Secondly you look at legislation, and when you look at emissions, the U.S. and Europe are really neck and neck, and they're also leading the market relative to safety. What you see in the developing countries now as technology becomes more cost effective, more mature, you see more of it making its way into Brazil, China, Asia, Russia. I think what you see is technology leadership coming out of U.S. and Europe, but adaptation and modifications to suit market needs in each of the different regions, whether it's cost driven or application and duty cycle driven. For instance, if you think of the U.S. market, the average linehaul speed is faster than elsewhere in the world, so it drives a different type of truck.

Within Meritor we have a global product strategy team that looks at what platforms make sense to take global and what platforms are really unique, regionally driven products – and we have a mix of both.

Villavarayan:  The 17x is something we're bringing from Europe to here. The 13x is something being developed in India that we're looking to launch as a medium-duty axle here in the future. There's a lot of alignment between Europe and South America, this is somewhere we're also striving for commonality.

HDT: Last year Eaton and Meritor settled a long-running lawsuit over transmission technology, from when the ZF Meritor joint venture brought the FreedomLine to the states. Seems like the FreedomLine, an automated manual, may have been a bit ahead of its time. What do you think of the rapid acceptance of AMTs in the U.S. market over the past few years? Any chance Meritor might look into getting back into that business?
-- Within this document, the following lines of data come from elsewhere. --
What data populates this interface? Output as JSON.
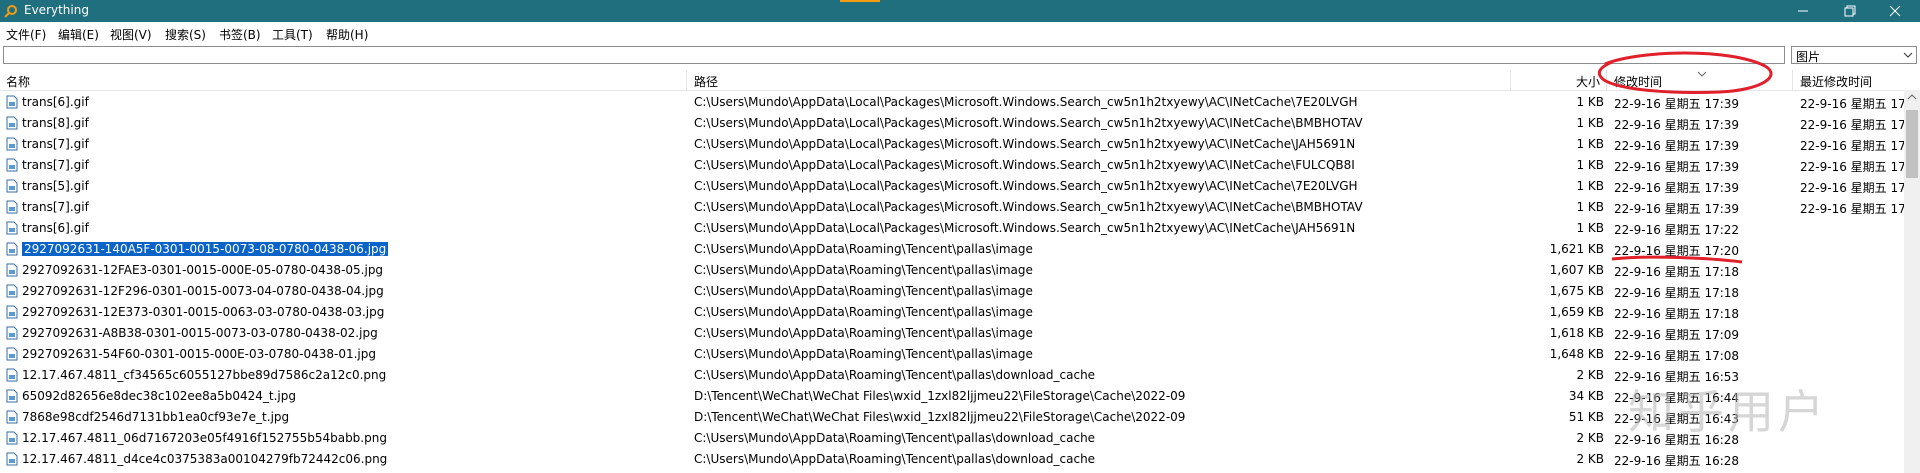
{
  "window": {
    "title": "Everything",
    "accent": "#1f6f7f"
  },
  "menu": [
    "文件(F)",
    "编辑(E)",
    "视图(V)",
    "搜索(S)",
    "书签(B)",
    "工具(T)",
    "帮助(H)"
  ],
  "search": {
    "value": "",
    "filter": "图片"
  },
  "columns": {
    "name": "名称",
    "path": "路径",
    "size": "大小",
    "modified": "修改时间",
    "recent": "最近修改时间"
  },
  "rows": [
    {
      "name": "trans[6].gif",
      "path": "C:\\Users\\Mundo\\AppData\\Local\\Packages\\Microsoft.Windows.Search_cw5n1h2txyewy\\AC\\INetCache\\7E20LVGH",
      "size": "1 KB",
      "modified": "22-9-16 星期五 17:39",
      "recent": "22-9-16 星期五 17"
    },
    {
      "name": "trans[8].gif",
      "path": "C:\\Users\\Mundo\\AppData\\Local\\Packages\\Microsoft.Windows.Search_cw5n1h2txyewy\\AC\\INetCache\\BMBHOTAV",
      "size": "1 KB",
      "modified": "22-9-16 星期五 17:39",
      "recent": "22-9-16 星期五 17"
    },
    {
      "name": "trans[7].gif",
      "path": "C:\\Users\\Mundo\\AppData\\Local\\Packages\\Microsoft.Windows.Search_cw5n1h2txyewy\\AC\\INetCache\\JAH5691N",
      "size": "1 KB",
      "modified": "22-9-16 星期五 17:39",
      "recent": "22-9-16 星期五 17"
    },
    {
      "name": "trans[7].gif",
      "path": "C:\\Users\\Mundo\\AppData\\Local\\Packages\\Microsoft.Windows.Search_cw5n1h2txyewy\\AC\\INetCache\\FULCQB8I",
      "size": "1 KB",
      "modified": "22-9-16 星期五 17:39",
      "recent": "22-9-16 星期五 17"
    },
    {
      "name": "trans[5].gif",
      "path": "C:\\Users\\Mundo\\AppData\\Local\\Packages\\Microsoft.Windows.Search_cw5n1h2txyewy\\AC\\INetCache\\7E20LVGH",
      "size": "1 KB",
      "modified": "22-9-16 星期五 17:39",
      "recent": "22-9-16 星期五 17"
    },
    {
      "name": "trans[7].gif",
      "path": "C:\\Users\\Mundo\\AppData\\Local\\Packages\\Microsoft.Windows.Search_cw5n1h2txyewy\\AC\\INetCache\\BMBHOTAV",
      "size": "1 KB",
      "modified": "22-9-16 星期五 17:39",
      "recent": "22-9-16 星期五 17"
    },
    {
      "name": "trans[6].gif",
      "path": "C:\\Users\\Mundo\\AppData\\Local\\Packages\\Microsoft.Windows.Search_cw5n1h2txyewy\\AC\\INetCache\\JAH5691N",
      "size": "1 KB",
      "modified": "22-9-16 星期五 17:22",
      "recent": ""
    },
    {
      "name": "2927092631-140A5F-0301-0015-0073-08-0780-0438-06.jpg",
      "path": "C:\\Users\\Mundo\\AppData\\Roaming\\Tencent\\pallas\\image",
      "size": "1,621 KB",
      "modified": "22-9-16 星期五 17:20",
      "recent": "",
      "selected": true
    },
    {
      "name": "2927092631-12FAE3-0301-0015-000E-05-0780-0438-05.jpg",
      "path": "C:\\Users\\Mundo\\AppData\\Roaming\\Tencent\\pallas\\image",
      "size": "1,607 KB",
      "modified": "22-9-16 星期五 17:18",
      "recent": ""
    },
    {
      "name": "2927092631-12F296-0301-0015-0073-04-0780-0438-04.jpg",
      "path": "C:\\Users\\Mundo\\AppData\\Roaming\\Tencent\\pallas\\image",
      "size": "1,675 KB",
      "modified": "22-9-16 星期五 17:18",
      "recent": ""
    },
    {
      "name": "2927092631-12E373-0301-0015-0063-03-0780-0438-03.jpg",
      "path": "C:\\Users\\Mundo\\AppData\\Roaming\\Tencent\\pallas\\image",
      "size": "1,659 KB",
      "modified": "22-9-16 星期五 17:18",
      "recent": ""
    },
    {
      "name": "2927092631-A8B38-0301-0015-0073-03-0780-0438-02.jpg",
      "path": "C:\\Users\\Mundo\\AppData\\Roaming\\Tencent\\pallas\\image",
      "size": "1,618 KB",
      "modified": "22-9-16 星期五 17:09",
      "recent": ""
    },
    {
      "name": "2927092631-54F60-0301-0015-000E-03-0780-0438-01.jpg",
      "path": "C:\\Users\\Mundo\\AppData\\Roaming\\Tencent\\pallas\\image",
      "size": "1,648 KB",
      "modified": "22-9-16 星期五 17:08",
      "recent": ""
    },
    {
      "name": "12.17.467.4811_cf34565c6055127bbe89d7586c2a12c0.png",
      "path": "C:\\Users\\Mundo\\AppData\\Roaming\\Tencent\\pallas\\download_cache",
      "size": "2 KB",
      "modified": "22-9-16 星期五 16:53",
      "recent": ""
    },
    {
      "name": "65092d82656e8dec38c102ee8a5b0424_t.jpg",
      "path": "D:\\Tencent\\WeChat\\WeChat Files\\wxid_1zxl82ljjmeu22\\FileStorage\\Cache\\2022-09",
      "size": "34 KB",
      "modified": "22-9-16 星期五 16:44",
      "recent": ""
    },
    {
      "name": "7868e98cdf2546d7131bb1ea0cf93e7e_t.jpg",
      "path": "D:\\Tencent\\WeChat\\WeChat Files\\wxid_1zxl82ljjmeu22\\FileStorage\\Cache\\2022-09",
      "size": "51 KB",
      "modified": "22-9-16 星期五 16:43",
      "recent": ""
    },
    {
      "name": "12.17.467.4811_06d7167203e05f4916f152755b54babb.png",
      "path": "C:\\Users\\Mundo\\AppData\\Roaming\\Tencent\\pallas\\download_cache",
      "size": "2 KB",
      "modified": "22-9-16 星期五 16:28",
      "recent": ""
    },
    {
      "name": "12.17.467.4811_d4ce4c0375383a00104279fb72442c06.png",
      "path": "C:\\Users\\Mundo\\AppData\\Roaming\\Tencent\\pallas\\download_cache",
      "size": "2 KB",
      "modified": "22-9-16 星期五 16:28",
      "recent": ""
    }
  ],
  "watermark": "知乎用户",
  "annotation_color": "#e0202a"
}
Villavarayan:  No. What we are doing is working with companies, whether it be Eaton or with Volvo and Daimler, on ensuring that our products combined with theirs can provide a high level of integration and continue to improve the efficiency of the overall end customer.

HDT: We've heard that in some cases, more fuel-efficient, 'downsped' drivetrains aren't being spec'ed correctly and there are problems with the higher torque damaging components.

Villavarayan: You're correct. [The answer is] training on the fleet side, and alignment and integration with the OE side. We make sure we have good alignment between the transmission, the driveline and the axle. We work with [companies], whether it be Eaton or the vertically integrated players like Volvo or Daimler, to make sure we have a product that doesn’t destroy any of the three, and meet the market trend for downsped drivetrains.

HDT: What are your focus and priorities going forward?

Villavarayan:  A lot of it is driven by the focus on growth. Next year as we look at North America, the market will continue to grow, so we have to continue to focus on delivering our customer requirements as we go through this very, very high market. I think the last time we were at these levels were '04-'06. So the focus is to ensure that we don't disappoint our customers and that we continue to grow with our customers.

And we've talked about the many new products we have to get up and running in the next 12 months. And finally it's the operations to support the market. And if we get all those done then we're going to be well on our path the targets in M2016.

Comment On This Story

Name:  
Email:  
Comment: (Maximum 2000 characters)  
Leave this field empty:
* Please note that every comment is moderated.

Newsletter

We offer e-newsletters that deliver targeted news and information for the entire fleet industry.

GotQuestions?
sponsored by
sponsor logo

ELDs and Telematics

Scott Sutarik from Geotab will answer your questions and challenges

View All
GotQuestions?

Sleeper Cab Power

Steve Carlson from Xantrex will answer your questions and challenges

View All